Since these two books were issued, Morris has published a Socialist pamphlet called "Monopoly " (1890), and, in The English Illustrated Magazine, another prose romance of a legendary character called "The Glittering Plain; or, the Land of Living Men." Though characterized by all the force of handling of Morris's later years, this piece, by treating of the renewal of youth without death, as a thing actually accomplished in the tale, recalls to the mind the dreamy period of Morris's own poetic youth. He has also, in conjunction with Mr. Magnússon, entered upon a great undertaking in the way of translation from the Icelandic: of "The Saga Library" one volume is already published (1891): it contains three sagas, "The Story of Howard the Halt," "The Story of the Banded Men," and "The Story of Hen Thorir ;" and these are to be followed by most of the great Icelandic sagas, including those of which the translations have been already mentioned. In an original work published in The Commonweal, but not yet issued with the author's final revisions, Morris has shown how an artist would have dealt with a theme cognate to that of Mr. Bellamy's "Looking Backward." "News from Nowhere; or, an Epoch of Rest, being some Chapters from an Utopian Romance," gives us a picture of English society as it might be after the

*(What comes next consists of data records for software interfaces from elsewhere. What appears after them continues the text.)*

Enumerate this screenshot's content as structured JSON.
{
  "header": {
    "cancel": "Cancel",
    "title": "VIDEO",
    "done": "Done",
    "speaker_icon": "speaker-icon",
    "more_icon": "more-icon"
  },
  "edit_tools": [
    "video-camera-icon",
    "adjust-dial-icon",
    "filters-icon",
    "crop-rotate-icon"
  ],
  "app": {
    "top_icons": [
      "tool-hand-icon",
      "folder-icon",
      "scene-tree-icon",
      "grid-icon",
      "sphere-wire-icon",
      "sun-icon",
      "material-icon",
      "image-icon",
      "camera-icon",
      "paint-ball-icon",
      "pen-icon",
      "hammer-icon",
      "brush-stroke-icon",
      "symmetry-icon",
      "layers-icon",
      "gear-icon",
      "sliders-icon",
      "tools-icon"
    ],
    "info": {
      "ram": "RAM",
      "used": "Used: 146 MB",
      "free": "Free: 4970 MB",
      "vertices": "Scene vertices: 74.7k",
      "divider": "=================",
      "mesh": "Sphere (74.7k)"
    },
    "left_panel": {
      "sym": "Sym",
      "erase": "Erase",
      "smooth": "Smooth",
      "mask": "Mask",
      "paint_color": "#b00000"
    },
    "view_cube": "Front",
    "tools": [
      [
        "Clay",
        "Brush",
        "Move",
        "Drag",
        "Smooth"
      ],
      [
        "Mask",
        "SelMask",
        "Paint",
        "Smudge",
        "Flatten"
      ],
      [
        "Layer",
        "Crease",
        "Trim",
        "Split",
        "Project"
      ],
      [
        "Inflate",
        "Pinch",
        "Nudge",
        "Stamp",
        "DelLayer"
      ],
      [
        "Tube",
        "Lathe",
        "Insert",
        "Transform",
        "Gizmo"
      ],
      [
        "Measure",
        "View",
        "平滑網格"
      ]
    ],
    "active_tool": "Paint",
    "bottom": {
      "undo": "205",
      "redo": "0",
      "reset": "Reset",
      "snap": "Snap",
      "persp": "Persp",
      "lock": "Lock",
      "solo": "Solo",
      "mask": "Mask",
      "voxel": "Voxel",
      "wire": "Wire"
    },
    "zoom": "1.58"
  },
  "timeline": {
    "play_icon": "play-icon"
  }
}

Socialist revolution to which the propaganda tends. The account given by an antiquary of the way in which the revolution came about is admirable; but finer still is the description of the renovated Thames country from Hammersmith to Kelmscott; and perhaps most precious of all the portrait of the ideal woman Ellen, who joins the poet and his companions on the dream-journey at Runnymede, and fades so cruelly out of our sight with the rest of the splendid vision when he awakes in "dingy Hammersmith," and realizes that he has dreamed.
This last romance has the same superlative merit as Morris's other mature works whether in verse or in prose. He sees things with absolute clearness, and has power to make others see them also. In a large proportion of his work the wider life of old times drew his gaze irresistibly; and the contemplation made him somewhat sorrowful. He has mixed for many years now in the affairs of modern life, and has realized more than ever the awful contrast ber tween misery and happiness.
But his writing is no longer that of one without hope for his fellows; and reasonable hope begets tenfold desire. His latter books depict states of society in which happiness is possible to every man, even though the happiness be but that of dying for the general good. The worst his enemies can say of him is that he has passed from one beautiful dream to another-from a dream of the golden mythical past to a dream of the golden possible future.
H. BUXTON FORMAN.
William Morris died on the 3rd of October, 1896
THERE were four of us about that bed;
I and his mother stood at the head,
He did not die in the night,
He did not die in the day,
But in the morning twilight
His spirit pass'd away,
When neither sun nor moon was bright, And the trees were merely grey.
He was not slain with the sword,
Knight's axe, or the knightly spear,
Yet spoke he never a word
After he came in here;
I cut away the cord
From the neck of my brother dear.
He did not strike one blow,
For the recreants came behind,
In a place where the hornbeams grow,
For the hornbeam boughs swing so,
They lighted a great torch then,
Sir Guy of the Dolorous Blast,
I am threescore and ten,
And my hair is all turn'd grey,
And am glad to think of the moment when
I am threescore and ten,
And my strength is mostly pass'd,
But long ago I and my men,
When the sky was overcast,
And the smoke roll'd over the reeds of the fen, Slew Guy of the Dolorous Blast.
And now, knights all of you,
I pray you pray for Sir Hugh, A good knight and a true,
And for Alice, his wife, pray too.